Let us establish the same qualifiers here that we did for the outfield trade that the Colorado Rockies did not make: there is no way to know how these trade negotiations have gone around the league or whether the Rockies ever even got reasonable offers for a relief pitcher or any other player.
More from Colorado Rockies Rumors
- Colorado Rockies: Could recent injuries change their offseason philosophy?
- 3 free agents the Colorado Rockies should already be targeting
- The Colorado Rockies should take a flier on outfielder Franmil Reyes
- MLB trade rumors: Rockies could deal Chad Kuhl, Carlos Estévez on Trade Deadline Day
- 7 trade destinations for Colorado Rockies closer Daniel Bard
With that out of the way, we can still look at the action around the rest of the league, identify the fact that contending teams saw value in certain types of players and were willing to give up assets to acquire those players, and notice that the Rockies made zero moves and appeared to not even try.

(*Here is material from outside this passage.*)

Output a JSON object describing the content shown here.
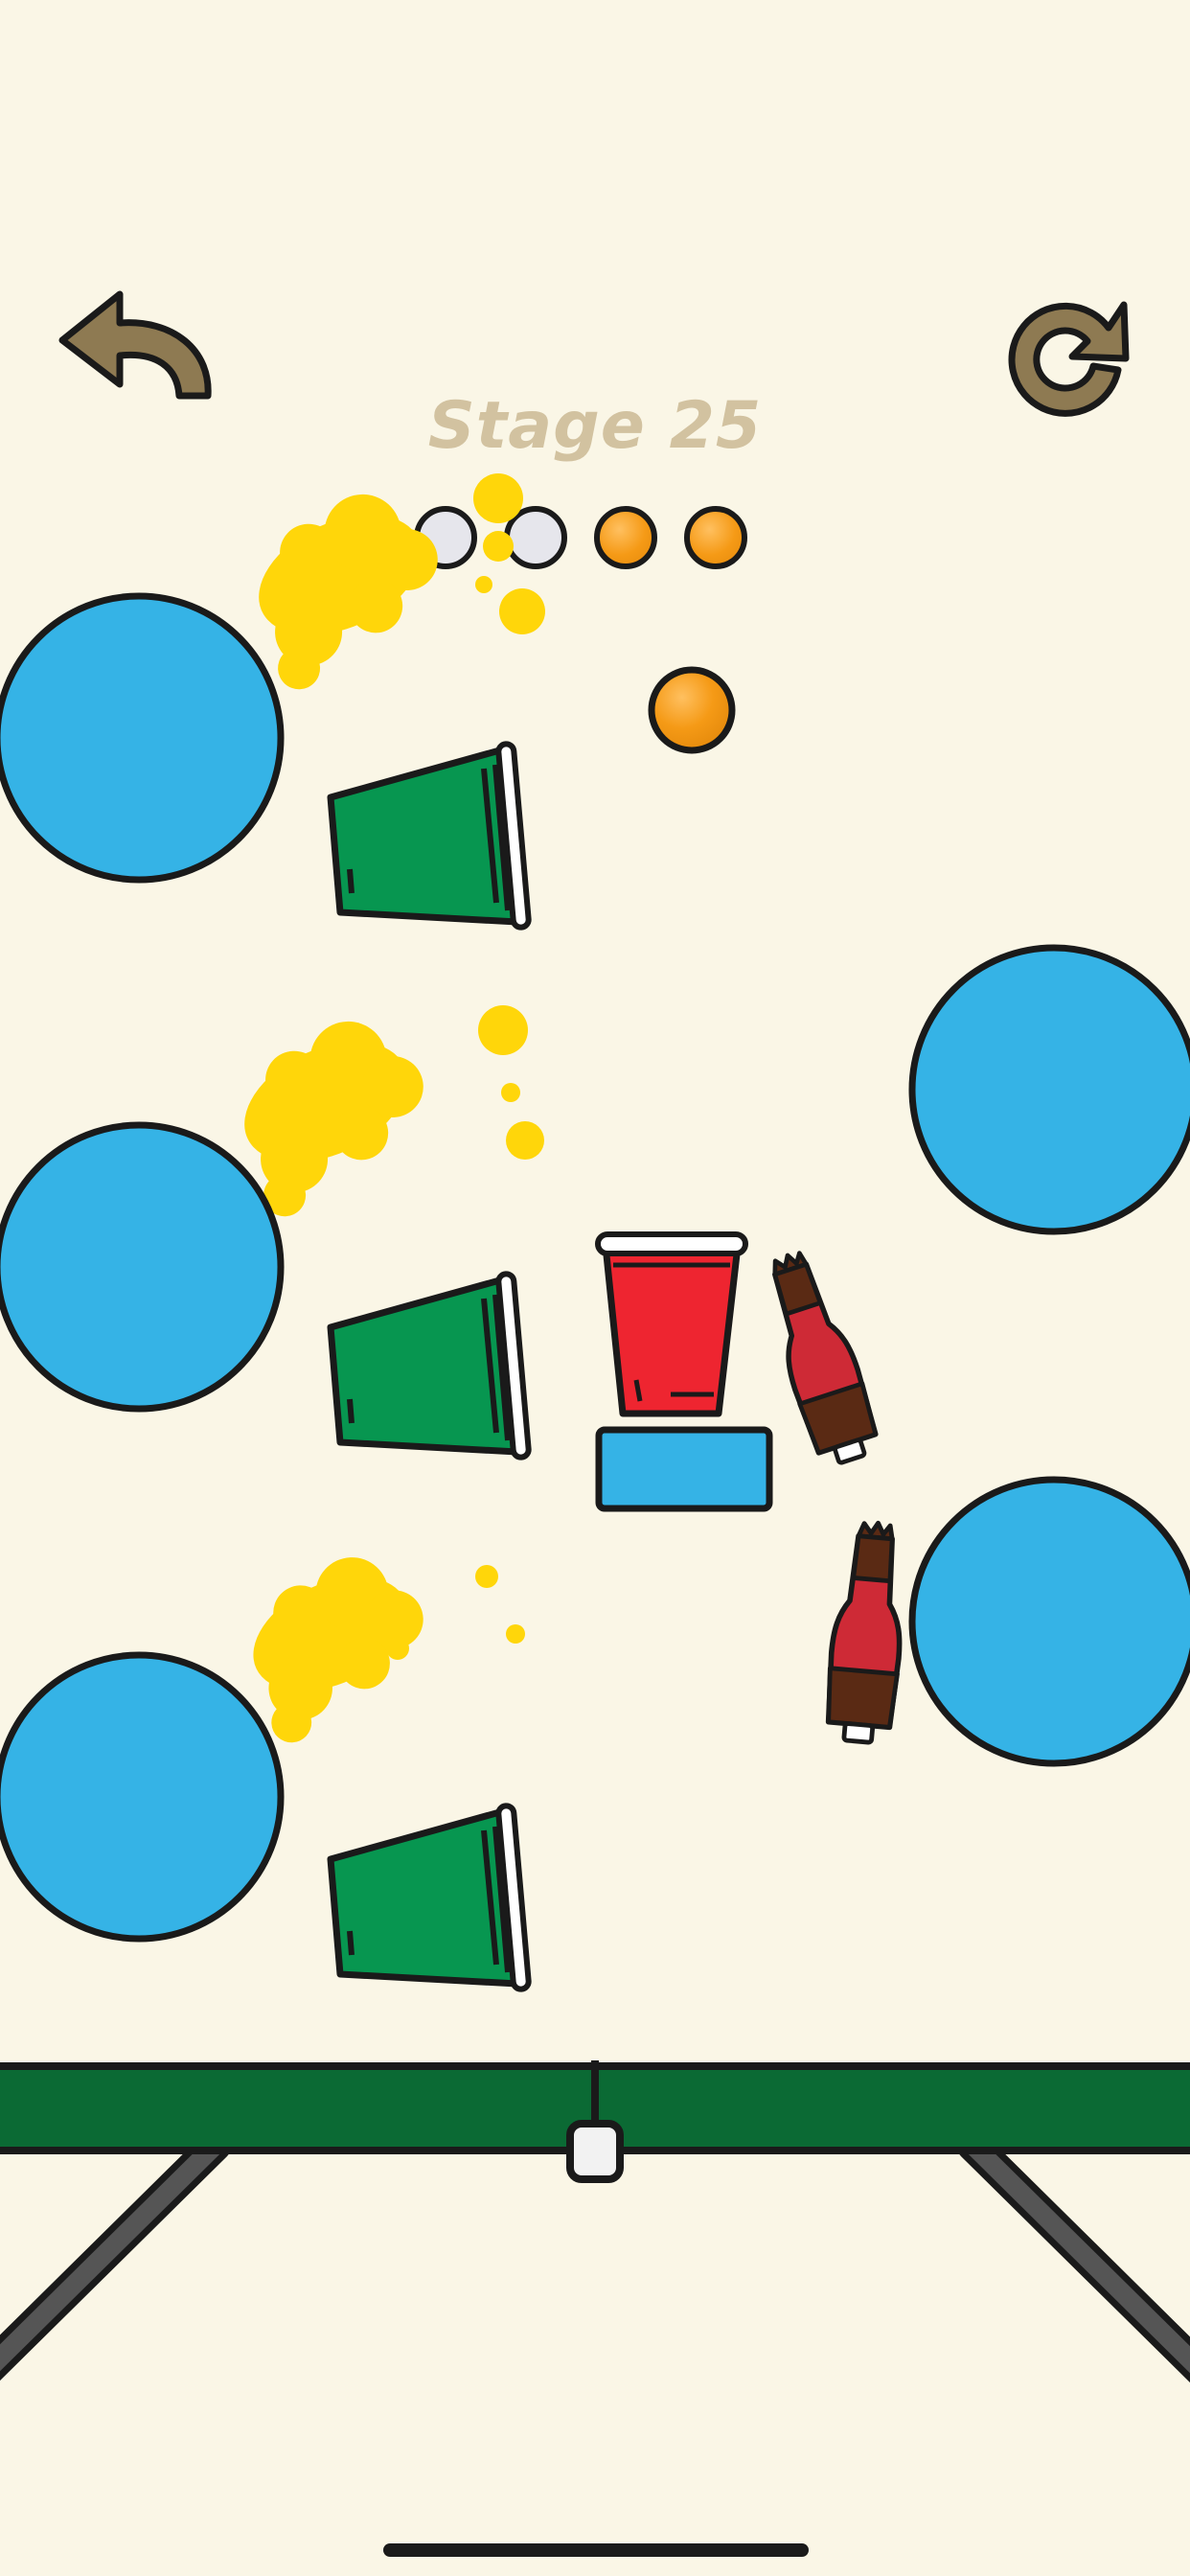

The latest example under consideration is a deal executed on Sunday between division rivals. In a waiver trade with less than 24 hours until the September 1st deadline for postseason eligibility, the Cincinnati Reds sent hard-throwing relief pitcher Jonathan Broxton to the Milwaukee Brewers for two players to be named later.
Now submitted for your consideration, the statistics and contract situations for Broxton and Rockies’ closer LaTroy Hawkins.
- Broxton: 48.1 innings, 1.86 ERA, seven saves, and a three-year, $21 million contract with a club option for next season
- Hawkins: 47 innings, 2.26 ERA, 22 saves, and a $2.5 million deal with a club option for next season
To be fair, Hawkins’ tiny contract is likely why the Rockies want to keep him another year, but are you telling me that the Rockies could not obtain value for Hawkins given the package the Reds got for Broxton? That’s not to mention the premium that a playoff team might place on Hawkins’ leadership in the locker room.
There clearly would have been a market for Hawkins if the Rockies were selling. That means they had a chance to sell high on a reliever who will be 42 next season, a season in which the Rockies are unlikely to contend.
They made no such trade, apparently choosing to forget that bullpen arms are wholly unpredictable from one season to the next while also being the cheapest to replace, relatively speaking. But hey, let’s definitely keep a 42-year-old closer who has arguably been protected this season by the fact that he hasn’t had many save opportunities to begin with because the Rockies are so awful.
This has been the latest installment of trades that the Rockies didn’t make.